**DATA TO USE**
*** Begin section ***

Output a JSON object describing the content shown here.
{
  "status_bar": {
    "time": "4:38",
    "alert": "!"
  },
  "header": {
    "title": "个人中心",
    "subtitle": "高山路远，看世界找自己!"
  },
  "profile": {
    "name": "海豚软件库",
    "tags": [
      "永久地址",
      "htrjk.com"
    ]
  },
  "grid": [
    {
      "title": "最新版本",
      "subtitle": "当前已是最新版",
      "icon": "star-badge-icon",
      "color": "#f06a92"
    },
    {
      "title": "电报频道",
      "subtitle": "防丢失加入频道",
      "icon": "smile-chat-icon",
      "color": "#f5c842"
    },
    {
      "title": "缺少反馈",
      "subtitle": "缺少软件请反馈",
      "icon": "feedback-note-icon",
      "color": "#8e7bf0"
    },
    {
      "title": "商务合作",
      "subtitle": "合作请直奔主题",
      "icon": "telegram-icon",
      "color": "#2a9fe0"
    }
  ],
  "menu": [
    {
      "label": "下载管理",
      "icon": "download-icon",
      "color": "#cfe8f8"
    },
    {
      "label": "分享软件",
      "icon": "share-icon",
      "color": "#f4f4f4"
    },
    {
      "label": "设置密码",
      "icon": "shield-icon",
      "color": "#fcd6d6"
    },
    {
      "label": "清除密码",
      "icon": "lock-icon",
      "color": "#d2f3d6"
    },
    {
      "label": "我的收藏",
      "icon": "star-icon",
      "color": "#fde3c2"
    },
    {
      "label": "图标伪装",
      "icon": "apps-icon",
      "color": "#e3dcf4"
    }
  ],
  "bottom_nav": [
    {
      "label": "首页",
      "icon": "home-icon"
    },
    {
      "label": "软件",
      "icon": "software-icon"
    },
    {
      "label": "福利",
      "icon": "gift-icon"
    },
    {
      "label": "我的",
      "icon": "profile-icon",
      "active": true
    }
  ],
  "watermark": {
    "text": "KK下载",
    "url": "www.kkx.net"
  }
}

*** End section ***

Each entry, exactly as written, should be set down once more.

**SOLUTION**
Output a JSON object describing the content shown here.
{
  "status_bar": {
    "time": "4:38",
    "alert": "!"
  },
  "header": {
    "title": "个人中心",
    "subtitle": "高山路远，看世界找自己!"
  },
  "profile": {
    "name": "海豚软件库",
    "tags": [
      "永久地址",
      "htrjk.com"
    ]
  },
  "grid": [
    {
      "title": "最新版本",
      "subtitle": "当前已是最新版",
      "icon": "star-badge-icon",
      "color": "#f06a92"
    },
    {
      "title": "电报频道",
      "subtitle": "防丢失加入频道",
      "icon": "smile-chat-icon",
      "color": "#f5c842"
    },
    {
      "title": "缺少反馈",
      "subtitle": "缺少软件请反馈",
      "icon": "feedback-note-icon",
      "color": "#8e7bf0"
    },
    {
      "title": "商务合作",
      "subtitle": "合作请直奔主题",
      "icon": "telegram-icon",
      "color": "#2a9fe0"
    }
  ],
  "menu": [
    {
      "label": "下载管理",
      "icon": "download-icon",
      "color": "#cfe8f8"
    },
    {
      "label": "分享软件",
      "icon": "share-icon",
      "color": "#f4f4f4"
    },
    {
      "label": "设置密码",
      "icon": "shield-icon",
      "color": "#fcd6d6"
    },
    {
      "label": "清除密码",
      "icon": "lock-icon",
      "color": "#d2f3d6"
    },
    {
      "label": "我的收藏",
      "icon": "star-icon",
      "color": "#fde3c2"
    },
    {
      "label": "图标伪装",
      "icon": "apps-icon",
      "color": "#e3dcf4"
    }
  ],
  "bottom_nav": [
    {
      "label": "首页",
      "icon": "home-icon"
    },
    {
      "label": "软件",
      "icon": "software-icon"
    },
    {
      "label": "福利",
      "icon": "gift-icon"
    },
    {
      "label": "我的",
      "icon": "profile-icon",
      "active": true
    }
  ],
  "watermark": {
    "text": "KK下载",
    "url": "www.kkx.net"
  }
}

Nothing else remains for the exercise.